The NYO is showcasing American youth with a predominantly Russian program — Tchaikovsky’s violin concerto, Shostakovich’s 10th Symphony — under a Russian conductor. This is supposed to be a gesture of cultural diplomacy, though it seems a little odd; the idea of a Russian tour as a cultural icebreaker smacks of the 1960s. The program did open with a new commission by an American composer, Sean Shepherd. But he, too, sounded the Russian theme in the Russian-inspired festive overture “Magiya,” a lively, bubbling collection of sounds.
The other specifically American element in the evening is Bell. A former wunderkind, he represents the dreams of many of the young musicians around him. And he certainly makes a beautiful sound on the violin, though his phrasing is sometimes overblown and his playing is sometimes careless. At some of the tempos Gergiev took, his rapid passagework got muddy, and at the start of the third movement the orchestra nearly blew the soloist offstage. The whole thing was a tribute to young energy more than coordination.
Gergiev seemed uncharacteristically subdued. Rather than trying to incite the orchestra to new heights of energy as he usually does, he was in the unfamiliar position of needing to restrain it. The Shostakovich 10th, however, was quite fine. It wasn’t exactly a brooding performance, and some of the wind playing throughout the evening was a bit callow, but it had a lot of love and power; the principal French horn played so beautifully that it seemed only appropriate for him to brandish his horn over his head during the ovations, and the concertmaster also was very fine. The encore offered the American touch that may have been lacking: the overture to Gershwin’s “Porgy and Bess,” complete with a banjo solo from a switch-hitting orchestra violinist.
Everything about the SMI orchestra’s event, half the length of the NYO’s, was on a gentler scale. The program paid tribute to two composers celebrating anniversaries this year: Verdi (a dramatic reading of the overture to “La forza del destino”) and Britten (the Four Sea Interludes from “Peter Grimes”). Elizabeth Schulze, a respected and thoroughly competent conductor who has been leading this institute’s orchestra for 13 years, seemed to have spent most of the rehearsal time on Brahms’s Third Symphony, which sounded rich and thoughtful. The Britten, unfortunately, missed the mark; both the emotion and the musical precision were a work in progress. That didn’t really matter, because this performance felt like a chance for gifted young players (and there was some great string playing) to try out new things. The music, Schulze said in comments from the stage, was new to them.
To say that a youth orchestra sounds as good as a professional one is both questionable and meaningless: First, what caliber of “professional orchestra” are we talking about, and second, why expect young musicians to have the experience and finesse of long-term pros? That doesn’t mean they’re not fantastic, just that this is the wrong benchmark.

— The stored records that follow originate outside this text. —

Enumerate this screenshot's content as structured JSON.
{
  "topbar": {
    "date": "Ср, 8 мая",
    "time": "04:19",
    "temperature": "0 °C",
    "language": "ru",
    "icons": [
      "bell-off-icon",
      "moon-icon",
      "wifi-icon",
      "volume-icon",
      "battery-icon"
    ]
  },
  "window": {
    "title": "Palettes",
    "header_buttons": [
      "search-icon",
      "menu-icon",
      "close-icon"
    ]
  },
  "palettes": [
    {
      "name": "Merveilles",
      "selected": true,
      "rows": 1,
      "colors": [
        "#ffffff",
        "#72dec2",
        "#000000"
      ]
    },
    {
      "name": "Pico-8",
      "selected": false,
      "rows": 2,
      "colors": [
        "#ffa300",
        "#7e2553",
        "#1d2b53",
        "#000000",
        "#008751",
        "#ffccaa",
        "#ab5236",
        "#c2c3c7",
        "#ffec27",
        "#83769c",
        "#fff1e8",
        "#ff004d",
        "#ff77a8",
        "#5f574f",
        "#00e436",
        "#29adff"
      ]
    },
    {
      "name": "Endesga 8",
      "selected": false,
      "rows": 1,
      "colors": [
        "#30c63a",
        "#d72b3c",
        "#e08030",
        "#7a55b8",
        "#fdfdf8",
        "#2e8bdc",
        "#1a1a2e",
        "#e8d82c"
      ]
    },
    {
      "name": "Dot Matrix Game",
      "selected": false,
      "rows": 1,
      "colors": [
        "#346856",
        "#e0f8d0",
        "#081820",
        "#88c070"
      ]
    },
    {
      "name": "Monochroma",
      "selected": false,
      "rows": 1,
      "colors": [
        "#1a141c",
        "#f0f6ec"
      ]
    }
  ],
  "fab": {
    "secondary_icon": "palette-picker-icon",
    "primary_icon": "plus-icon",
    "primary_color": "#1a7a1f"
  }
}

The orchestra business is a competitive field, but here, for once, competition is beside the point. The SMI and the NYO are both in the business of wanting young players to succeed (and several of last year’s SMI participants are in this year’s NYO). Audiences should keep this in mind, too, and remember, if they’re excited about the NYO, that there’s lots of opportunity to hear playing of this caliber in the Greater Washington area, from the DC Youth Orchestra Program to the National Orchestral Institute at the University of Maryland, all year long.
The NSO SMI orchestra will play again July 28 at 6 p.m. Admission is free.